Morning Brief: Which US state produces the most carbon-free power?


Texas ranks first in carbon-free power production (130.6 million MWh), with wind accounting for 64% of that output. Illinois produced the second-highest volume of carbon-free power (114.2 MWh), with nuclear accounting for 86.5% of the output. California produced the third-highest volume (96.5 MWh) with a balanced portfolio including hydropower (38.3 MWh), solar (28.3 MWh), nuclear (16.2 MWh), and wind (14.5 MWh) making up the state’s total electricity production. California is followed by Pennsylvania, Washington, New York, South Carolina, North Carolina, Alabama, and Tennessee, all supported by large contributions from nuclear and hydropower. Source: Hitachi ABB Power Grids

States with the highest volume of electricity production in 2019, coming from zero-carbon resources, MWh

No alt text provided for this image

U.S. solar PV system costs fell across all market segments from 2019 to 2020 as module prices continued to drive down system costs. While shortages of glass and ethylene-vinyl acetate laminate caused solar module prices to increase at the end of 2020, they still fell on an overall year-on-year basis. According to Wood Mackenzie’s recently released U.S. Solar PV System Price report, average 100-megawatt utility-scale system costs in 2020 are $0.94/W, with the potential to fall 19% by 2025 (all watt figures shown are DC). These costs will fall 13% from 2021 to 2022, driven by module price reduction as Section 201 tariffs are expected to phase out for imported products. Source: Wood Mackenzie

Average U.S. utility-scale 100 MW single-axis tracker all-in PV system costs with bifacial modules and 1,500-volt central inverter

Wood Mackenzie

Note: This cost forecast does not assume a Section 201 extension or increase scenario.

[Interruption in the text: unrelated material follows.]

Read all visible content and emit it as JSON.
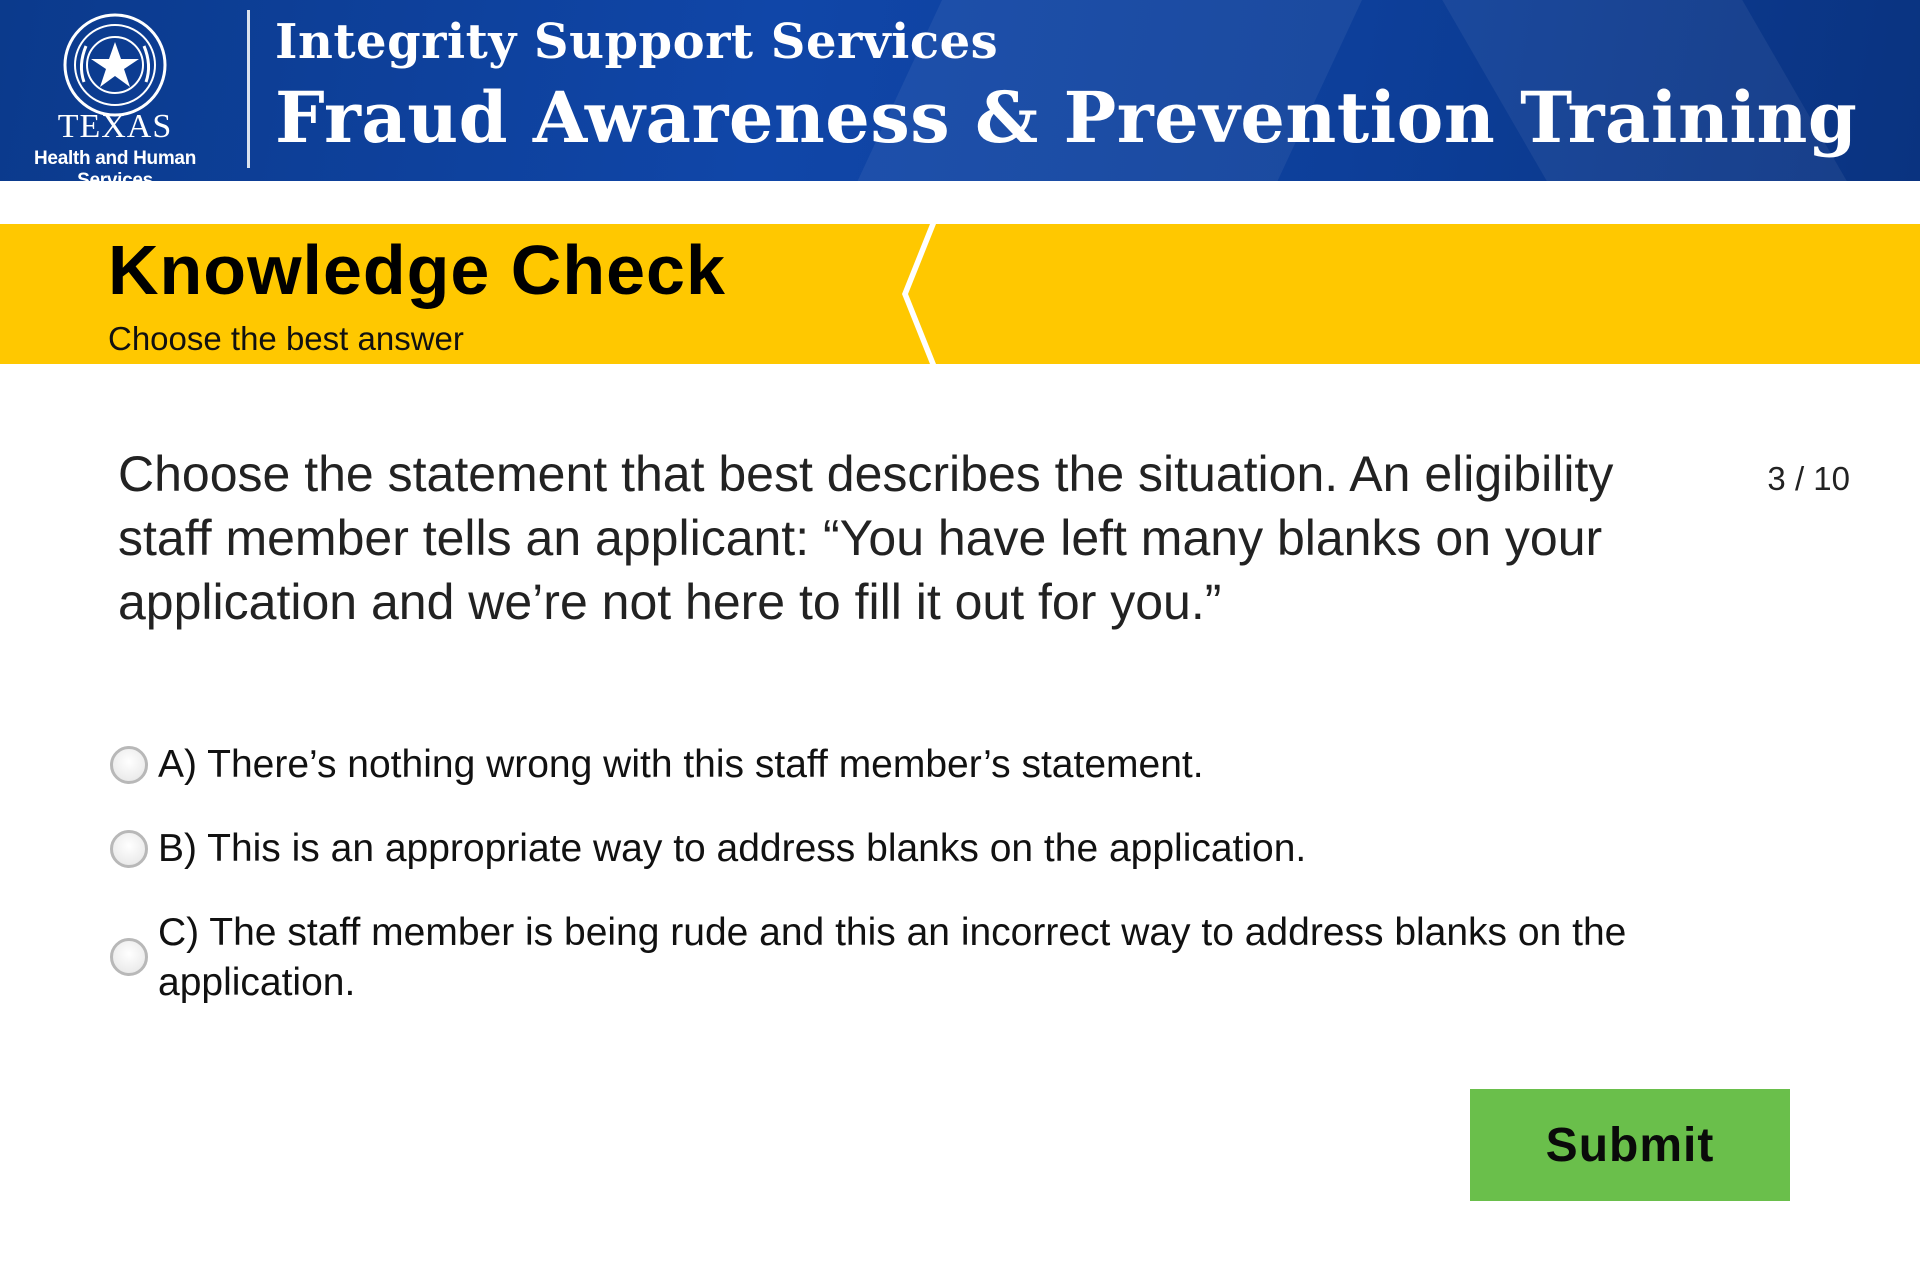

The solar boom arrives in Ohio: Overwhelming demand is turning the state into a solar hotbed, despite a decade of policies hostile toward renewables. Right now, Ohio has barely 100 megawatts of utility-scale solar power. By this time next year, it is likely to have more than 400 megawatts. And if every project that has filed papers with state regulators gets built, the total would exceed 5,000 megawatts by the mid-2020s. So what’s going on here? Ohio’s solar market is booming because of flat and inexpensive land and high demand for solar from companies that are trying to meet clean energy commitments. And it is happening despite years of hostility toward renewable energy on the part of state lawmakers and the governor. Source: Inside Climate News

FERC Commissioners Neil Chatterjee and Richard Glick rejected an effort by Chairman James Danly to take CAISO to task for the rolling blackouts of mid-August. FERC rejected an effort by Chairman James Danly to take CAISO to task for the rolling blackouts of mid-August by using the commission’s authority under Section 206 of the Federal Power Act (EL21-19). In a rare occurrence, the commission voted 2-1 against a proposed order, which could have required CAISO to show it can meet demand during extreme heat events. Amid a Western heat wave Aug. 14-15, CAISO ordered rolling blackouts as solar power waned in the evenings but demand remained high. More than a million residents lost power for short periods. CAISO narrowly avoided blackouts over Labor Day weekend during another heat wave.  The draft order finds that the heat events of Aug. 14-19, 2020, may indicate that CAISO’s existing Tariff may be inadequate to ensure that sufficient resources are available to meet load and maintain system reliability. Source: RTO Insider

This content is protected by copyright and may not be reused. If you want to cooperate with us and would like to reuse some of our content, please contact: